, 14:418

Genotyping for Severe Drug Hypersensitivity

Authors

  • Eric Karlin
    • Vanderbilt University School of Medicine
    • Vanderbilt University School of Medicine
    • Institute for Immunology and Infectious DiseasesMurdoch University
ANAPHYLAXIS AND DRUG ALLERGY (DA KHAN AND M CASTELLS, SECTION EDITORS)

DOI: 10.1007/s11882-013-0418-0

Cite this article as:
Karlin, E. & Phillips, E. Curr Allergy Asthma Rep (2014) 14: 418. doi:10.1007/s11882-013-0418-0
Part of the following topical collections:
  1. Topical Collection on Anaphylaxis and Drug Allergy

Abstract

Over the past decade, there have been significant advances in our understanding of the immunopathogenesis and pharmacogenomics of severe immunologically-mediated adverse drug reactions. Such T-cell-mediated adverse drug reactions such as Stevens-Johnson syndrome/toxic epidermal necrolysis (SJS/TEN), drug-induced liver disease (DILI) and other drug hypersensitivity syndromes have more recently been shown to be mediated through interactions with various class I and II HLA alleles. Key examples have included the associations of HLA-B*15:02 and carbamazepine induced SJS/TEN in Southeast Asian populations and HLA-B*57:01 and abacavir hypersensitivity. HLA-B*57:01 screening to prevent abacavir hypersensitivity exemplifies a successful translational roadmap from pharmacogenomic discovery through to widespread clinical implementation. Ultimately, our increased understanding of the interaction between drugs and the MHC could be used to inform drug design and drive pre-clinical toxicity programs to improve drug safety.

Keywords

GenotypingAltered peptide repertoireDILIDRESSHuman leukocyte antigenDrug hypersensitivityMajor histocompatibility complexPharmacogeneticsPharmacogenomicsStevens-Johnson syndromeToxic epidermal necrolysisTranslationSCAR
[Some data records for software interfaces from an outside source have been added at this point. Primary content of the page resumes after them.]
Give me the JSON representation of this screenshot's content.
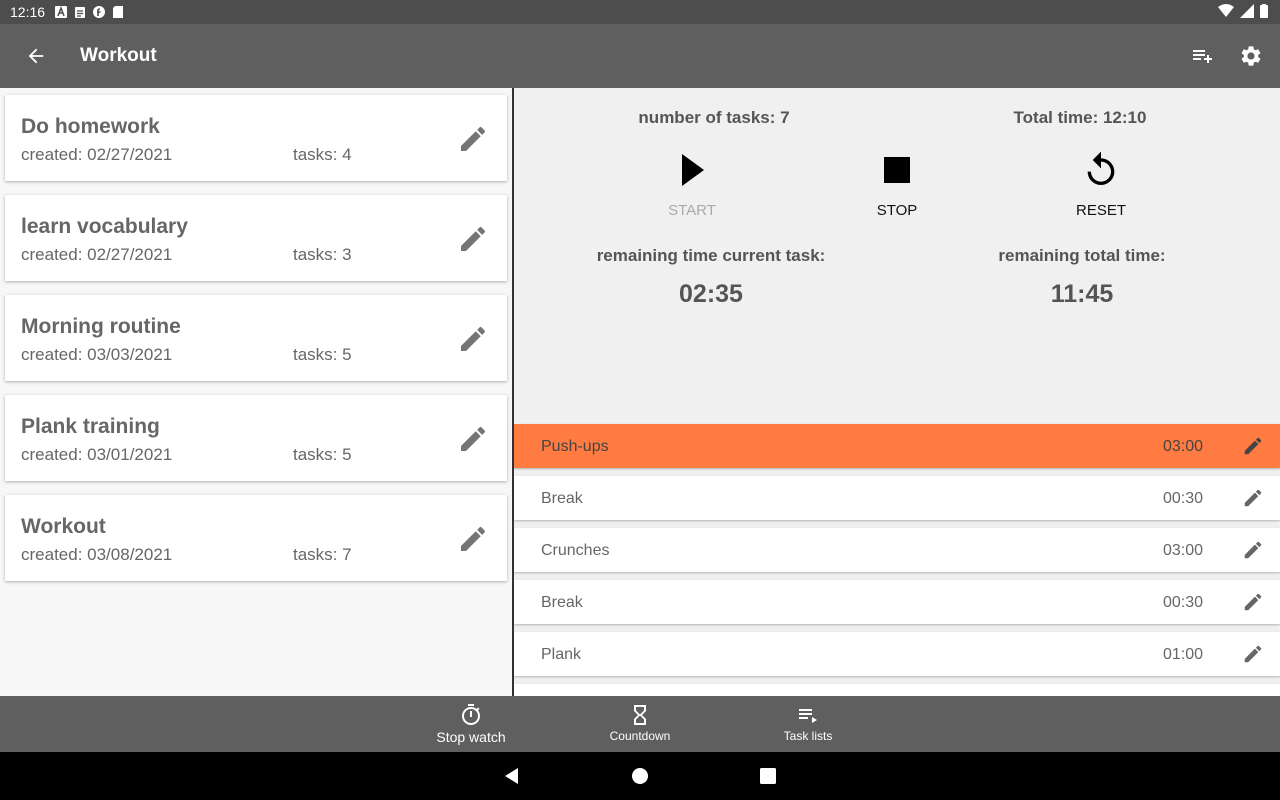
{
  "status_bar": {
    "time": "12:16"
  },
  "app_bar": {
    "title": "Workout"
  },
  "task_lists": [
    {
      "name": "Do homework",
      "created": "created: 02/27/2021",
      "tasks": "tasks: 4"
    },
    {
      "name": "learn vocabulary",
      "created": "created: 02/27/2021",
      "tasks": "tasks: 3"
    },
    {
      "name": "Morning routine",
      "created": "created: 03/03/2021",
      "tasks": "tasks: 5"
    },
    {
      "name": "Plank training",
      "created": "created: 03/01/2021",
      "tasks": "tasks: 5"
    },
    {
      "name": "Workout",
      "created": "created: 03/08/2021",
      "tasks": "tasks: 7"
    }
  ],
  "timer": {
    "number_of_tasks": "number of tasks: 7",
    "total_time": "Total time: 12:10",
    "start_label": "START",
    "stop_label": "STOP",
    "reset_label": "RESET",
    "remaining_current_label": "remaining time current task:",
    "remaining_total_label": "remaining total time:",
    "remaining_current_value": "02:35",
    "remaining_total_value": "11:45"
  },
  "tasks": [
    {
      "name": "Push-ups",
      "time": "03:00",
      "active": true
    },
    {
      "name": "Break",
      "time": "00:30",
      "active": false
    },
    {
      "name": "Crunches",
      "time": "03:00",
      "active": false
    },
    {
      "name": "Break",
      "time": "00:30",
      "active": false
    },
    {
      "name": "Plank",
      "time": "01:00",
      "active": false
    }
  ],
  "bottom_nav": {
    "stopwatch": "Stop watch",
    "countdown": "Countdown",
    "task_lists": "Task lists"
  },
  "colors": {
    "active_task": "#ff7b42",
    "app_bar": "#5f5f5f",
    "status_bar": "#4d4d4d"
  }
}
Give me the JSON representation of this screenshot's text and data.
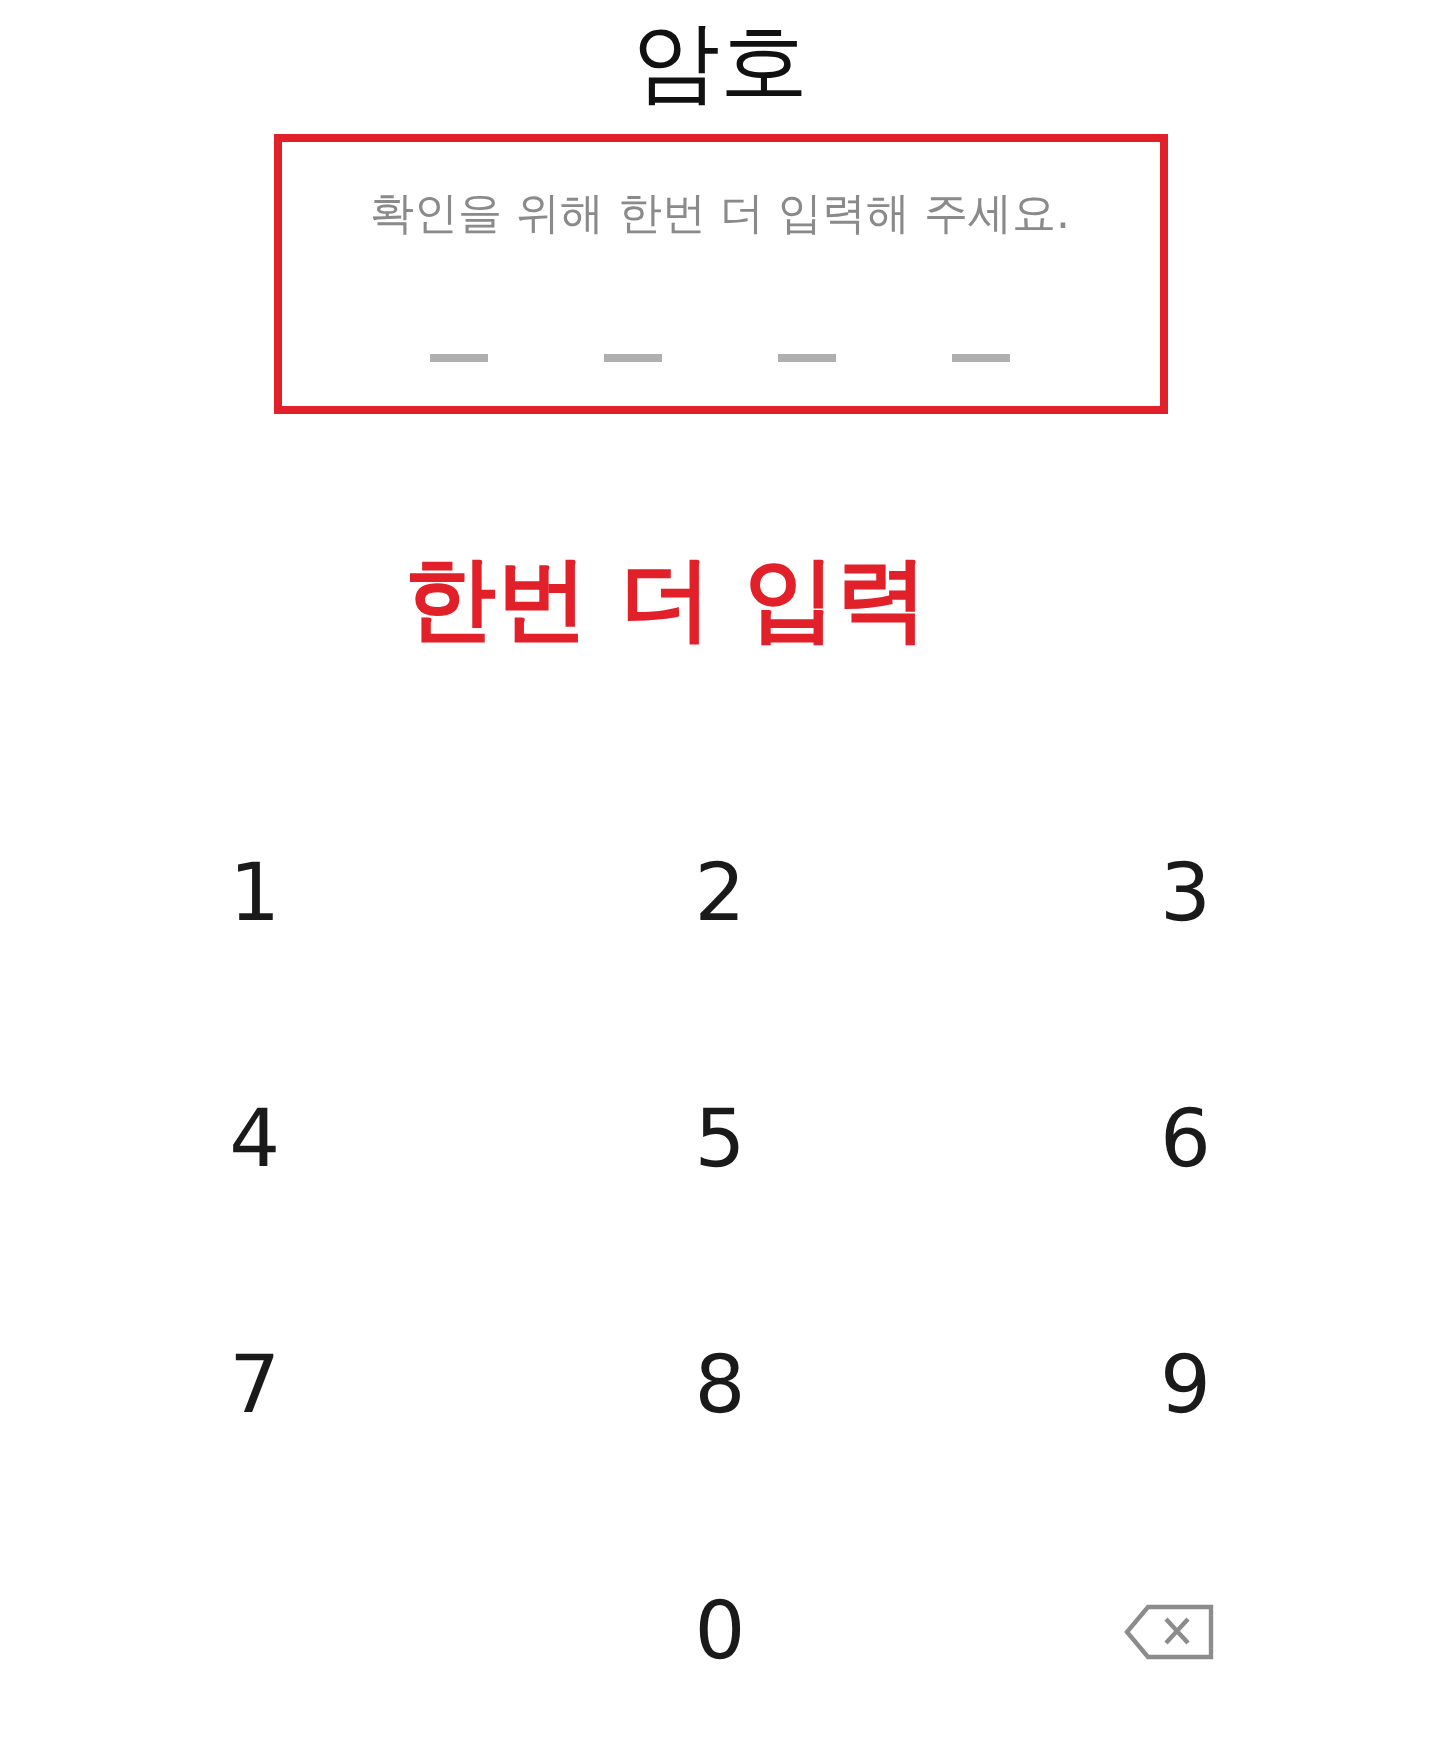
{
  "title": "암호",
  "pin_entry": {
    "highlighted": true,
    "hint": "확인을 위해 한번 더 입력해 주세요.",
    "slots": [
      {
        "filled": false
      },
      {
        "filled": false
      },
      {
        "filled": false
      },
      {
        "filled": false
      }
    ]
  },
  "annotation": "한번 더 입력",
  "keypad": {
    "keys": [
      {
        "kind": "digit",
        "label": "1"
      },
      {
        "kind": "digit",
        "label": "2"
      },
      {
        "kind": "digit",
        "label": "3"
      },
      {
        "kind": "digit",
        "label": "4"
      },
      {
        "kind": "digit",
        "label": "5"
      },
      {
        "kind": "digit",
        "label": "6"
      },
      {
        "kind": "digit",
        "label": "7"
      },
      {
        "kind": "digit",
        "label": "8"
      },
      {
        "kind": "digit",
        "label": "9"
      },
      {
        "kind": "blank"
      },
      {
        "kind": "digit",
        "label": "0"
      },
      {
        "kind": "backspace"
      }
    ]
  }
}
Copyright information

© Springer Science+Business Media New York 2014